Moving outside of the great manor house the book also encompasses the entire Downton estate including the grounds, farm, cottages, Dower House and the village to “Beyond the Boundaries” to London, Yorkshire and Scotland—covering many (if not all) locations visited by the Crawley family and their friends during the series. Filled with hundreds of full-color photographs, several cast interviews, pertinent quotes from the screenplay and an introduction by the Great Man himself, Julian Fellowes, readers will find the helpful episode guide an invaluable aid to refresh their memories on the who, what, when and where, and help them win at Downton Abbey Trivial Pursuit when it is created.
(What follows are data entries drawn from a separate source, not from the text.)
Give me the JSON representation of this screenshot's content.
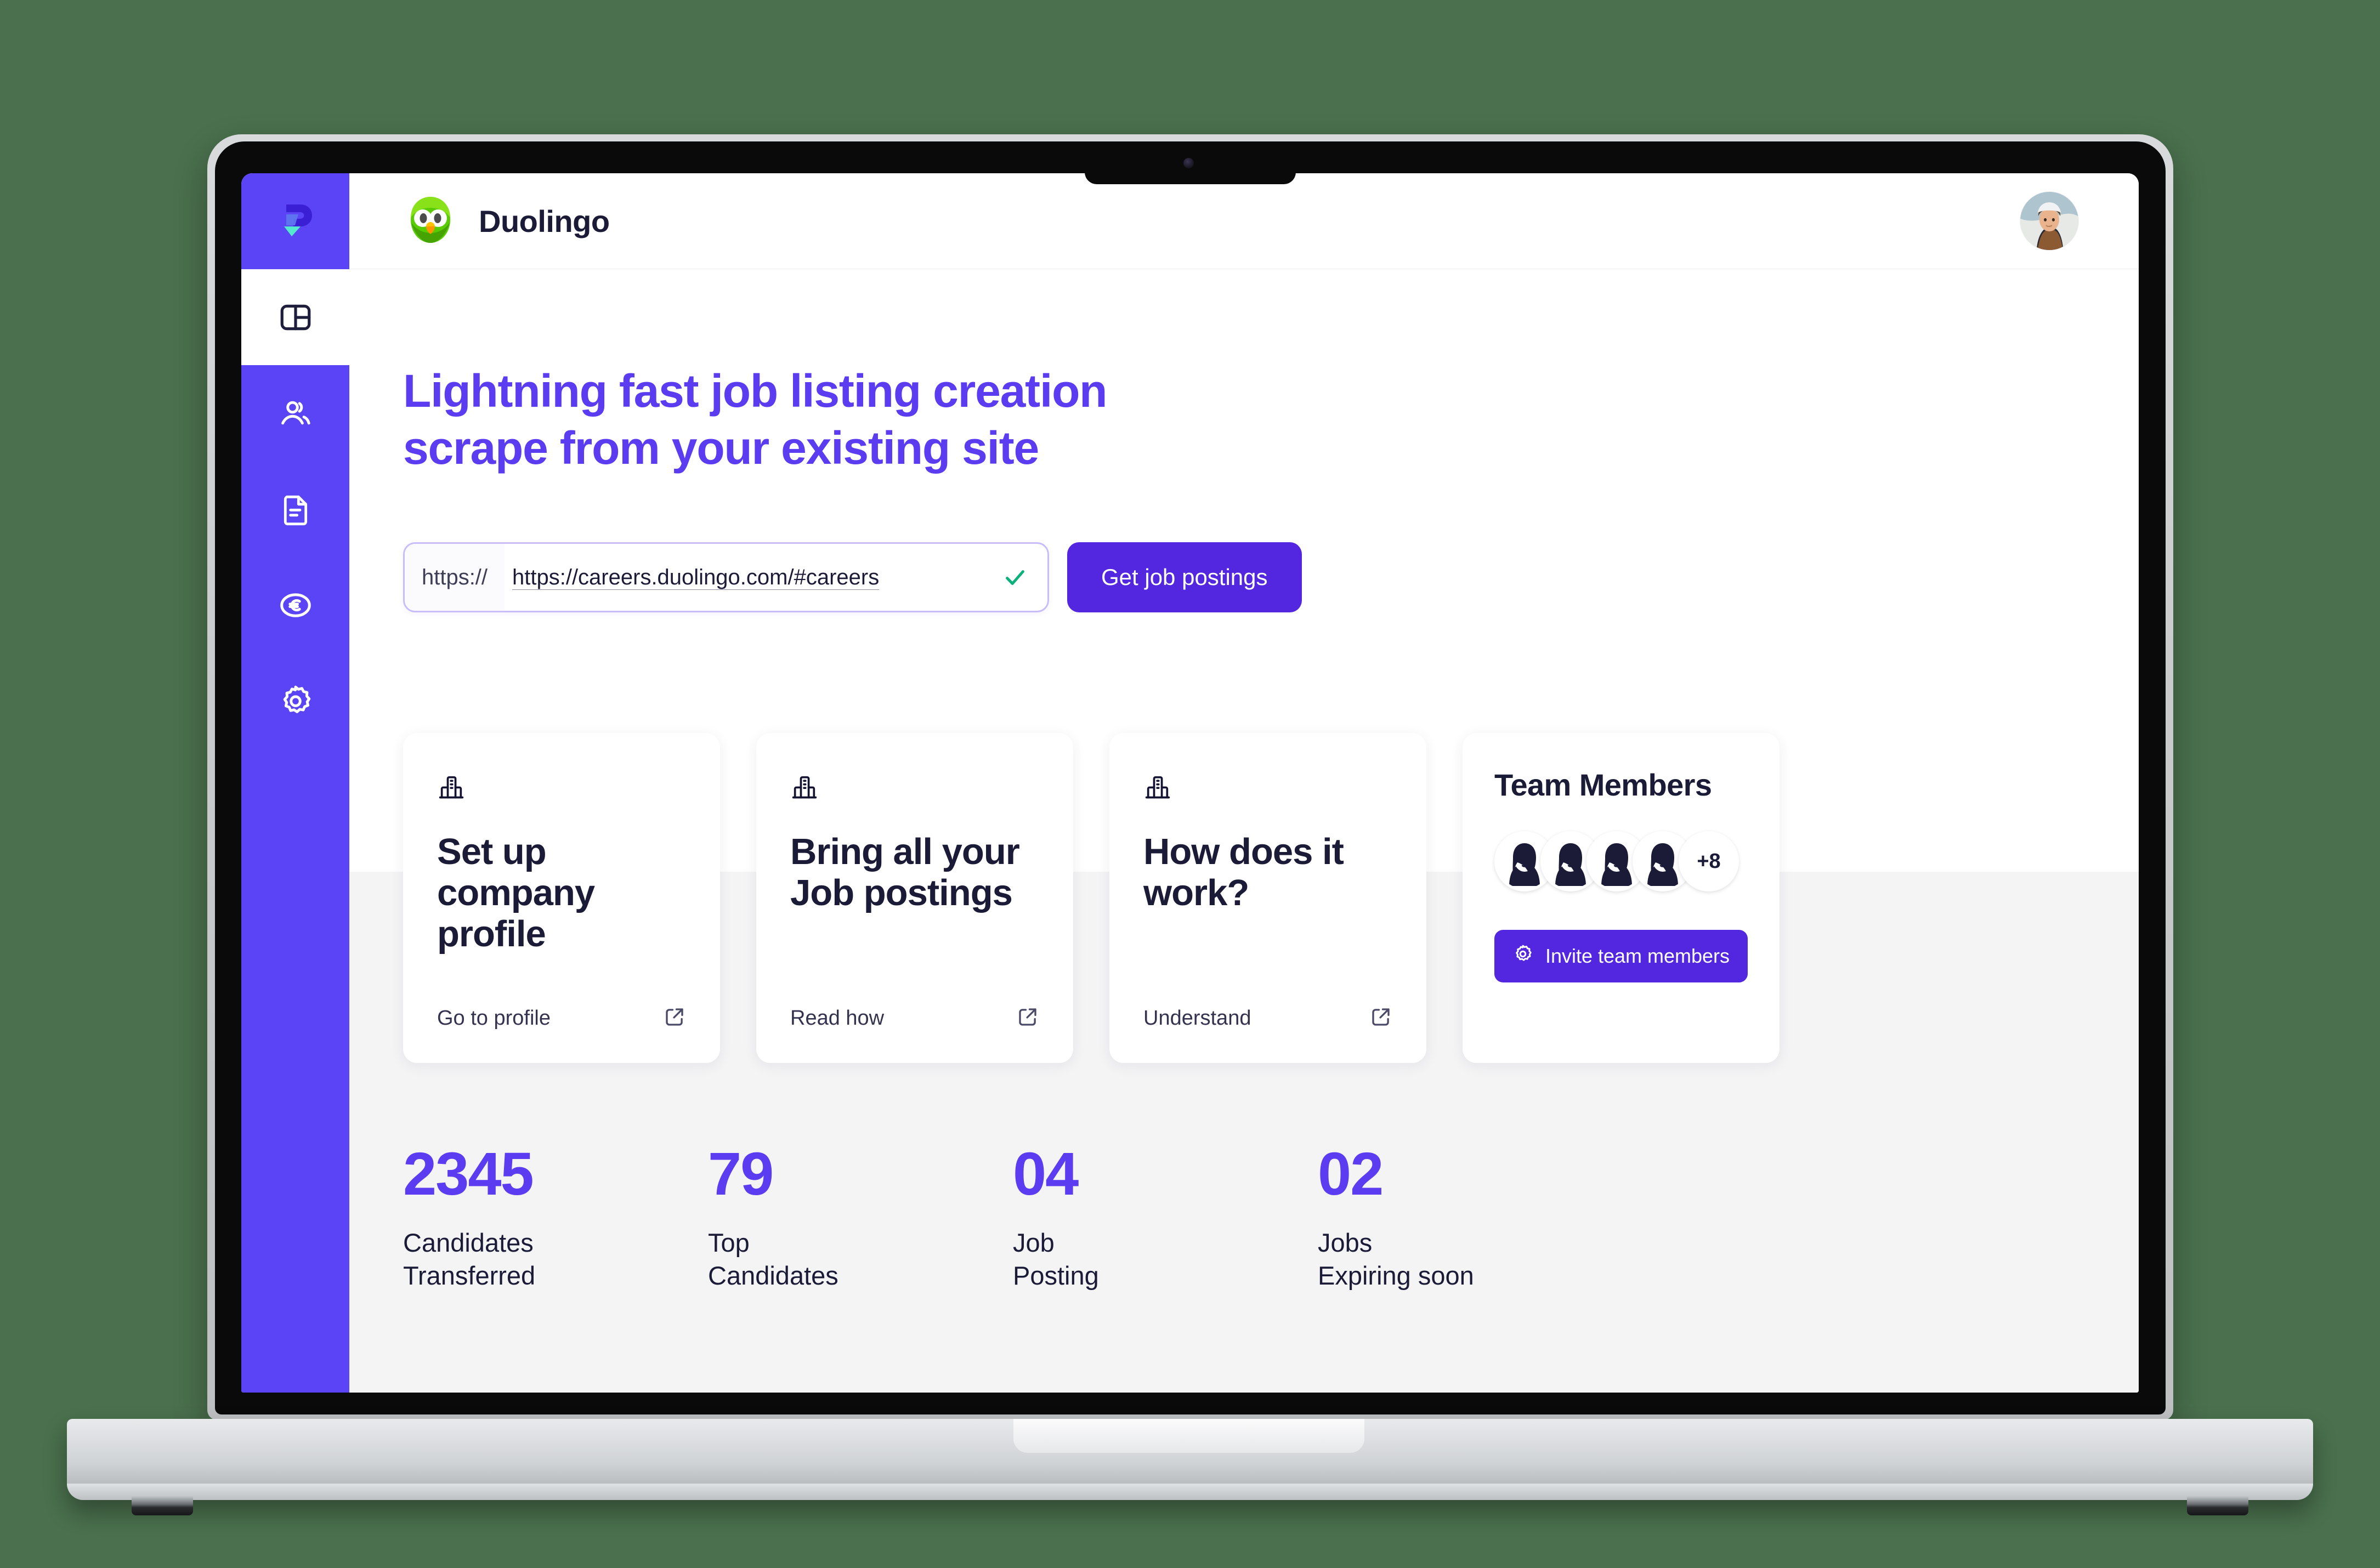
{
  "app": {
    "brand_name": "Duolingo",
    "logo_icon": "duolingo-owl-icon",
    "product_logo_icon": "product-p-logo-icon",
    "user_avatar_icon": "user-avatar-photo"
  },
  "sidebar": {
    "items": [
      {
        "icon": "dashboard-layout-icon",
        "name": "dashboard",
        "active": true
      },
      {
        "icon": "people-icon",
        "name": "candidates",
        "active": false
      },
      {
        "icon": "document-icon",
        "name": "documents",
        "active": false
      },
      {
        "icon": "euro-coin-icon",
        "name": "billing",
        "active": false
      },
      {
        "icon": "gear-icon",
        "name": "settings",
        "active": false
      }
    ]
  },
  "hero": {
    "line1": "Lightning fast job listing creation",
    "line2": "scrape from your existing site",
    "color": "#5b3cf0"
  },
  "url_form": {
    "prefix": "https://",
    "value": "https://careers.duolingo.com/#careers",
    "placeholder": "https://careers.duolingo.com/#careers",
    "valid_icon": "check-icon",
    "valid_color": "#0bb07b",
    "submit_label": "Get job postings",
    "submit_color": "#5326e0"
  },
  "cards": [
    {
      "icon": "building-icon",
      "title": "Set up company profile",
      "link_label": "Go to profile",
      "link_icon": "external-link-icon"
    },
    {
      "icon": "building-icon",
      "title": "Bring all your Job postings",
      "link_label": "Read how",
      "link_icon": "external-link-icon"
    },
    {
      "icon": "building-icon",
      "title": "How does it work?",
      "link_label": "Understand",
      "link_icon": "external-link-icon"
    }
  ],
  "team": {
    "title": "Team Members",
    "avatar_count": 4,
    "overflow_label": "+8",
    "invite_label": "Invite team members",
    "invite_icon": "gear-icon",
    "invite_color": "#5326e0"
  },
  "stats": [
    {
      "value": "2345",
      "label_line1": "Candidates",
      "label_line2": "Transferred"
    },
    {
      "value": "79",
      "label_line1": "Top",
      "label_line2": "Candidates"
    },
    {
      "value": "04",
      "label_line1": "Job",
      "label_line2": "Posting"
    },
    {
      "value": "02",
      "label_line1": "Jobs",
      "label_line2": "Expiring soon"
    }
  ],
  "theme": {
    "background": "#4a704d",
    "sidebar": "#5b44f5",
    "accent": "#5326e0",
    "heading": "#5b3cf0",
    "text_dark": "#1b1b38",
    "panel_gray": "#f4f4f5"
  }
}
And, you know it will be.
Ms. Fellowes’ writing is fluid and engaging. With so many facts to convey, nonfiction writing can be a challenge. You can feel her passion for the subject with the detail and energy that she brings to the text.
“On rare occasions, others have been lent the rooms for their own privacy, too. Fortunately, only Mrs. Hughes knows there’s a grating in the wall that means any conversation in here can be eavesdropped on – something that she found came in handy when Vera Bates arrived to threaten her husband. Mrs. Hughes offered the room for them to talk in – and through the grating she heard Vera tell Bates she will go to the papers with the story about the Turk* dying in Lady Mary’s bed, and that Anna will feature in the story as the woman who helped to move the corpse.” (128) in the section on Mrs. Hughes’s Sitting Room
*The Turk mentioned in this quote is Kemal Pamuk, a handsome Turkish diplomat who expired in Lady Mary Crawley’s bed, requiring Countess Grantham, Lady Mary and Anna the maid (Bates’ girlfriend) to carry the body in secrecy back to his room. Any true Downtonite knows that Mrs. Hughes would never permit anyone on the staff, or upstairs, to be Pamuked by anyone, so Vera is toast!
Filled with sumptuous images and photographs, Downton Abbey – A Celebration is a comprehensive, beautifully designed edition perfect for holiday gift-giving to history buffs, period drama and Downton Abbey fans. WARNING! Be sure to buy two copies, or you will never gift it away.
5 out of 5 Stars
Downton Abbey – A Celebration: The Official Companion to All Six Seasons, by Jessica Fellowes, forward by Julian Fellowes
St. Martin’s Press (2015)
Over-sized hardcover & eBook (320) pages
Disclosure of Material Connection: We received one review copy from the publisher in exchange for an honest review. We only review or recommend products we have read or used and believe will be a good match for our readers. We are disclosing this in accordance with the Federal Trade Commission’s 16 CFR, Part 255: “Guides Concerning the Use of Endorsements and Testimonials in Advertising.”
Cover and images courtesy of St. Martin’s Press © 2015; text Laurel Ann Nattress © 2015, Austenprose.com